Authored by Sebastian Hartford-Davis and Zoe Bush, the opinion ‘Nature-related risks and directors’ duties’ concluded that nature-related risks to a company should be regarded as foreseeable now, given the large amount of information already available about economic dependency on nature and the rate at which it is being degraded in Australia and globally.

The authors recommended that directors of Australian companies need to identify their company’s dependencies and impacts on nature and consider potential risks these pose to the company. Failure on the part of a director to identify, manage and disclose material nature-related risks may lead to increased shareholder pressure and even litigation against personal assets of directors.

The opinion was commissioned by global climate and nature investment and advisory firm Pollination in collaboration with the Commonwealth Climate and Law Initiative (CCLI), with Pollination Law acting as the briefing law firm.

In 2016, a seminal opinion written by Noel Hutley SC and Sebastian Hartford-Davis, advised that Australian company directors had a duty under the Corporations Act to consider climate-related risks or face legal consequences. CCLI Non-executive Director Sarah Barker said the new opinion would be powerful in elevating the significance of nature in board rooms around the world.

“The Hutley Opinion was significant in influencing global perspectives on the intersection between climate change, corporate best interests and the exercise of due care and diligence.
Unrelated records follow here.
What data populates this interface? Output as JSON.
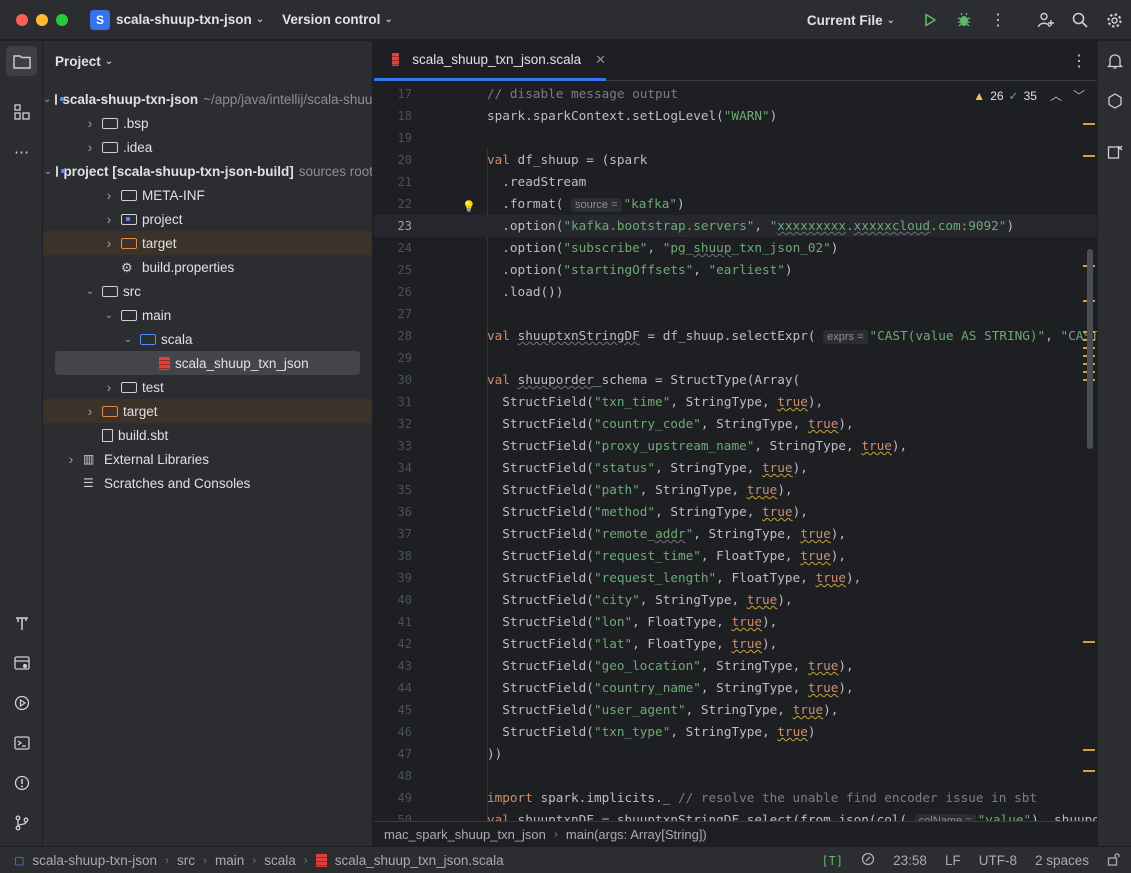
{
  "titlebar": {
    "project_initial": "S",
    "project_name": "scala-shuup-txn-json",
    "vcs_label": "Version control",
    "run_config": "Current File"
  },
  "project_panel": {
    "title": "Project",
    "tree": [
      {
        "label": "scala-shuup-txn-json",
        "hint": "~/app/java/intellij/scala-shuup-txn-json",
        "icon": "module-folder",
        "indent": 0,
        "expanded": true,
        "bold": true
      },
      {
        "label": ".bsp",
        "icon": "folder",
        "indent": 1,
        "expanded": false
      },
      {
        "label": ".idea",
        "icon": "folder",
        "indent": 1,
        "expanded": false
      },
      {
        "label": "project [scala-shuup-txn-json-build]",
        "hint": "sources root",
        "icon": "module-folder",
        "indent": 1,
        "expanded": true,
        "bold": true
      },
      {
        "label": "META-INF",
        "icon": "folder",
        "indent": 2,
        "expanded": false
      },
      {
        "label": "project",
        "icon": "module-folder",
        "indent": 2,
        "expanded": false
      },
      {
        "label": "target",
        "icon": "excluded-folder",
        "indent": 2,
        "expanded": false,
        "excluded": true
      },
      {
        "label": "build.properties",
        "icon": "settings-file",
        "indent": 2,
        "leaf": true
      },
      {
        "label": "src",
        "icon": "folder",
        "indent": 1,
        "expanded": true
      },
      {
        "label": "main",
        "icon": "folder",
        "indent": 2,
        "expanded": true
      },
      {
        "label": "scala",
        "icon": "source-folder",
        "indent": 3,
        "expanded": true
      },
      {
        "label": "scala_shuup_txn_json",
        "icon": "scala-file",
        "indent": 4,
        "leaf": true,
        "selected": true
      },
      {
        "label": "test",
        "icon": "folder",
        "indent": 2,
        "expanded": false
      },
      {
        "label": "target",
        "icon": "excluded-folder",
        "indent": 1,
        "expanded": false,
        "excluded": true
      },
      {
        "label": "build.sbt",
        "icon": "file",
        "indent": 1,
        "leaf": true
      },
      {
        "label": "External Libraries",
        "icon": "libraries",
        "indent": 0,
        "expanded": false
      },
      {
        "label": "Scratches and Consoles",
        "icon": "scratches",
        "indent": 0,
        "leaf": true
      }
    ]
  },
  "editor": {
    "tab_label": "scala_shuup_txn_json.scala",
    "warnings": "26",
    "weak_warnings": "35",
    "breadcrumb": [
      "mac_spark_shuup_txn_json",
      "main(args: Array[String])"
    ],
    "lines": [
      {
        "n": "17",
        "html": "<span class=\"cm\">// disable message output</span>",
        "i": 2
      },
      {
        "n": "18",
        "html": "spark.sparkContext.setLogLevel(<span class=\"str\">\"WARN\"</span>)",
        "i": 2
      },
      {
        "n": "19",
        "html": "",
        "i": 2
      },
      {
        "n": "20",
        "html": "<span class=\"kw\">val</span> df_shuup = (spark",
        "i": 2
      },
      {
        "n": "21",
        "html": "  .readStream",
        "i": 2
      },
      {
        "n": "22",
        "html": "  .format( <span class=\"hint\">source =</span><span class=\"str\">\"kafka\"</span>)",
        "i": 2,
        "bulb": true
      },
      {
        "n": "23",
        "html": "  .option(<span class=\"str\">\"kafka.bootstrap.servers\"</span>, <span class=\"str\">\"<span class=\"ug\">xxxxxxxxx</span>.<span class=\"ug\">xxxxxcloud</span>.com:9092\"</span>)",
        "i": 2,
        "current": true
      },
      {
        "n": "24",
        "html": "  .option(<span class=\"str\">\"subscribe\"</span>, <span class=\"str\">\"pg_<span class=\"ug\">shuup</span>_txn_json_02\"</span>)",
        "i": 2
      },
      {
        "n": "25",
        "html": "  .option(<span class=\"str\">\"startingOffsets\"</span>, <span class=\"str\">\"earliest\"</span>)",
        "i": 2
      },
      {
        "n": "26",
        "html": "  .load())",
        "i": 2
      },
      {
        "n": "27",
        "html": "",
        "i": 2
      },
      {
        "n": "28",
        "html": "<span class=\"kw\">val</span> <span class=\"ug\">shuuptxnStringDF</span> = df_shuup.selectExpr( <span class=\"hint\">exprs =</span><span class=\"str\">\"CAST(value AS STRING)\"</span>, <span class=\"str\">\"CAST(timestamp AS TIMESTAMP)\"</span>)",
        "i": 2
      },
      {
        "n": "29",
        "html": "",
        "i": 2
      },
      {
        "n": "30",
        "html": "<span class=\"kw\">val</span> <span class=\"ug\">shuuporder</span>_schema = StructType(Array(",
        "i": 2
      },
      {
        "n": "31",
        "html": "  StructField(<span class=\"str\">\"txn_time\"</span>, StringType, <span class=\"kw u\">true</span>),",
        "i": 2
      },
      {
        "n": "32",
        "html": "  StructField(<span class=\"str\">\"country_code\"</span>, StringType, <span class=\"kw u\">true</span>),",
        "i": 2
      },
      {
        "n": "33",
        "html": "  StructField(<span class=\"str\">\"proxy_upstream_name\"</span>, StringType, <span class=\"kw u\">true</span>),",
        "i": 2
      },
      {
        "n": "34",
        "html": "  StructField(<span class=\"str\">\"status\"</span>, StringType, <span class=\"kw u\">true</span>),",
        "i": 2
      },
      {
        "n": "35",
        "html": "  StructField(<span class=\"str\">\"path\"</span>, StringType, <span class=\"kw u\">true</span>),",
        "i": 2
      },
      {
        "n": "36",
        "html": "  StructField(<span class=\"str\">\"method\"</span>, StringType, <span class=\"kw u\">true</span>),",
        "i": 2
      },
      {
        "n": "37",
        "html": "  StructField(<span class=\"str\">\"remote_<span class=\"ug\">addr</span>\"</span>, StringType, <span class=\"kw u\">true</span>),",
        "i": 2
      },
      {
        "n": "38",
        "html": "  StructField(<span class=\"str\">\"request_time\"</span>, FloatType, <span class=\"kw u\">true</span>),",
        "i": 2
      },
      {
        "n": "39",
        "html": "  StructField(<span class=\"str\">\"request_length\"</span>, FloatType, <span class=\"kw u\">true</span>),",
        "i": 2
      },
      {
        "n": "40",
        "html": "  StructField(<span class=\"str\">\"city\"</span>, StringType, <span class=\"kw u\">true</span>),",
        "i": 2
      },
      {
        "n": "41",
        "html": "  StructField(<span class=\"str\">\"lon\"</span>, FloatType, <span class=\"kw u\">true</span>),",
        "i": 2
      },
      {
        "n": "42",
        "html": "  StructField(<span class=\"str\">\"lat\"</span>, FloatType, <span class=\"kw u\">true</span>),",
        "i": 2
      },
      {
        "n": "43",
        "html": "  StructField(<span class=\"str\">\"geo_location\"</span>, StringType, <span class=\"kw u\">true</span>),",
        "i": 2
      },
      {
        "n": "44",
        "html": "  StructField(<span class=\"str\">\"country_name\"</span>, StringType, <span class=\"kw u\">true</span>),",
        "i": 2
      },
      {
        "n": "45",
        "html": "  StructField(<span class=\"str\">\"user_agent\"</span>, StringType, <span class=\"kw u\">true</span>),",
        "i": 2
      },
      {
        "n": "46",
        "html": "  StructField(<span class=\"str\">\"txn_type\"</span>, StringType, <span class=\"kw u\">true</span>)",
        "i": 2
      },
      {
        "n": "47",
        "html": "))",
        "i": 2
      },
      {
        "n": "48",
        "html": "",
        "i": 2
      },
      {
        "n": "49",
        "html": "<span class=\"kw\">import</span> spark.implicits._ <span class=\"cm\">// resolve the unable find encoder issue in sbt</span>",
        "i": 2
      },
      {
        "n": "50",
        "html": "<span class=\"kw\">val</span> shuuptxnDF = shuuptxnStringDF.select(from_json(col( <span class=\"hint\">colName =</span><span class=\"str\">\"value\"</span>), shuuporder_schema)",
        "i": 2
      }
    ]
  },
  "statusbar": {
    "crumbs": [
      "scala-shuup-txn-json",
      "src",
      "main",
      "scala",
      "scala_shuup_txn_json.scala"
    ],
    "mode": "[T]",
    "position": "23:58",
    "line_sep": "LF",
    "encoding": "UTF-8",
    "indent": "2 spaces"
  }
}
This ground-breaking new opinion by Sebastian Hartford-Davis and Zoe Bush extends the analysis to biodiversity loss and ecosystem breakdown, with the important conclusion that these issues are capable of presenting foreseeable risks to the best interests of a company – and should therefore be considered by directors, with due care and diligence”